## [Work instruction]
Every entry is to be copied exactly as written, and the pictures are to be skipped.

## [Record extracts]
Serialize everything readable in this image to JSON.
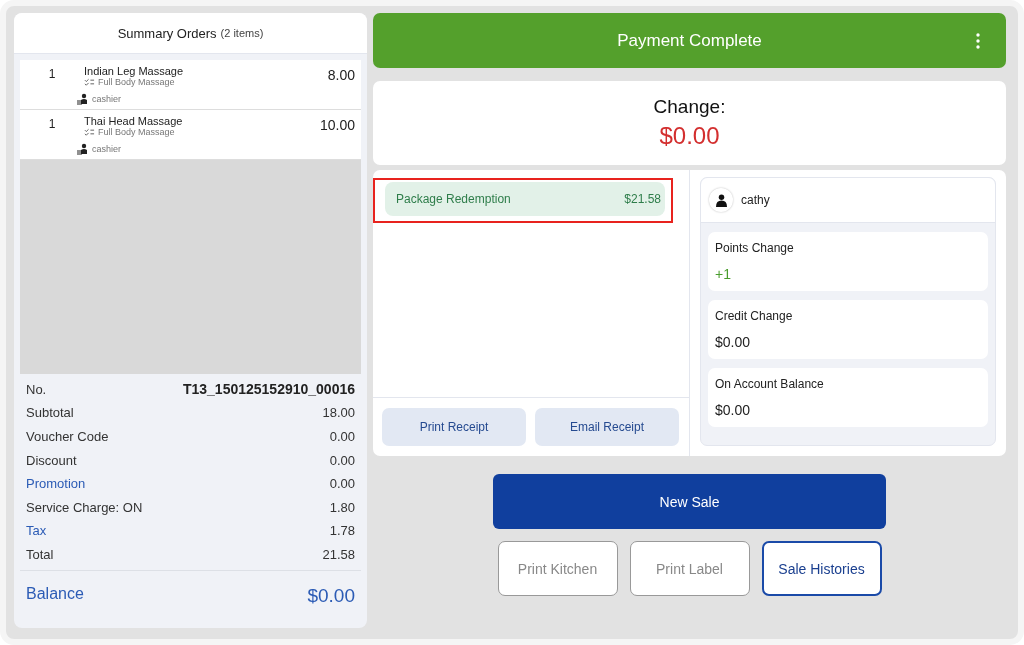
{
  "summary": {
    "title": "Summary Orders",
    "count": "(2 items)",
    "items": [
      {
        "qty": "1",
        "name": "Indian Leg Massage",
        "category": "Full Body Massage",
        "staff": "cashier",
        "price": "8.00"
      },
      {
        "qty": "1",
        "name": "Thai Head Massage",
        "category": "Full Body Massage",
        "staff": "cashier",
        "price": "10.00"
      }
    ],
    "lines": [
      {
        "label": "No.",
        "value": "T13_150125152910_00016",
        "kind": "strong"
      },
      {
        "label": "Subtotal",
        "value": "18.00",
        "kind": "plain"
      },
      {
        "label": "Voucher Code",
        "value": "0.00",
        "kind": "plain"
      },
      {
        "label": "Discount",
        "value": "0.00",
        "kind": "plain"
      },
      {
        "label": "Promotion",
        "value": "0.00",
        "kind": "link"
      },
      {
        "label": "Service Charge: ON",
        "value": "1.80",
        "kind": "plain"
      },
      {
        "label": "Tax",
        "value": "1.78",
        "kind": "link"
      },
      {
        "label": "Total",
        "value": "21.58",
        "kind": "plain"
      }
    ],
    "balance": {
      "label": "Balance",
      "value": "$0.00"
    }
  },
  "header": {
    "title": "Payment Complete"
  },
  "change": {
    "label": "Change:",
    "value": "$0.00"
  },
  "payments": [
    {
      "name": "Package Redemption",
      "amount": "$21.58",
      "highlighted": true
    }
  ],
  "receipt_buttons": [
    "Print Receipt",
    "Email Receipt"
  ],
  "customer": {
    "name": "cathy",
    "stats": [
      {
        "label": "Points Change",
        "value": "+1",
        "kind": "positive"
      },
      {
        "label": "Credit Change",
        "value": "$0.00",
        "kind": "plain"
      },
      {
        "label": "On Account Balance",
        "value": "$0.00",
        "kind": "plain"
      }
    ]
  },
  "new_sale": "New Sale",
  "actions": [
    {
      "label": "Print Kitchen",
      "disabled": true
    },
    {
      "label": "Print Label",
      "disabled": true
    },
    {
      "label": "Sale Histories",
      "disabled": false
    }
  ]
}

## [Response]
Serialize everything readable in this image to JSON.
{
  "summary": {
    "title": "Summary Orders",
    "count": "(2 items)",
    "items": [
      {
        "qty": "1",
        "name": "Indian Leg Massage",
        "category": "Full Body Massage",
        "staff": "cashier",
        "price": "8.00"
      },
      {
        "qty": "1",
        "name": "Thai Head Massage",
        "category": "Full Body Massage",
        "staff": "cashier",
        "price": "10.00"
      }
    ],
    "lines": [
      {
        "label": "No.",
        "value": "T13_150125152910_00016",
        "kind": "strong"
      },
      {
        "label": "Subtotal",
        "value": "18.00",
        "kind": "plain"
      },
      {
        "label": "Voucher Code",
        "value": "0.00",
        "kind": "plain"
      },
      {
        "label": "Discount",
        "value": "0.00",
        "kind": "plain"
      },
      {
        "label": "Promotion",
        "value": "0.00",
        "kind": "link"
      },
      {
        "label": "Service Charge: ON",
        "value": "1.80",
        "kind": "plain"
      },
      {
        "label": "Tax",
        "value": "1.78",
        "kind": "link"
      },
      {
        "label": "Total",
        "value": "21.58",
        "kind": "plain"
      }
    ],
    "balance": {
      "label": "Balance",
      "value": "$0.00"
    }
  },
  "header": {
    "title": "Payment Complete"
  },
  "change": {
    "label": "Change:",
    "value": "$0.00"
  },
  "payments": [
    {
      "name": "Package Redemption",
      "amount": "$21.58",
      "highlighted": true
    }
  ],
  "receipt_buttons": [
    "Print Receipt",
    "Email Receipt"
  ],
  "customer": {
    "name": "cathy",
    "stats": [
      {
        "label": "Points Change",
        "value": "+1",
        "kind": "positive"
      },
      {
        "label": "Credit Change",
        "value": "$0.00",
        "kind": "plain"
      },
      {
        "label": "On Account Balance",
        "value": "$0.00",
        "kind": "plain"
      }
    ]
  },
  "new_sale": "New Sale",
  "actions": [
    {
      "label": "Print Kitchen",
      "disabled": true
    },
    {
      "label": "Print Label",
      "disabled": true
    },
    {
      "label": "Sale Histories",
      "disabled": false
    }
  ]
}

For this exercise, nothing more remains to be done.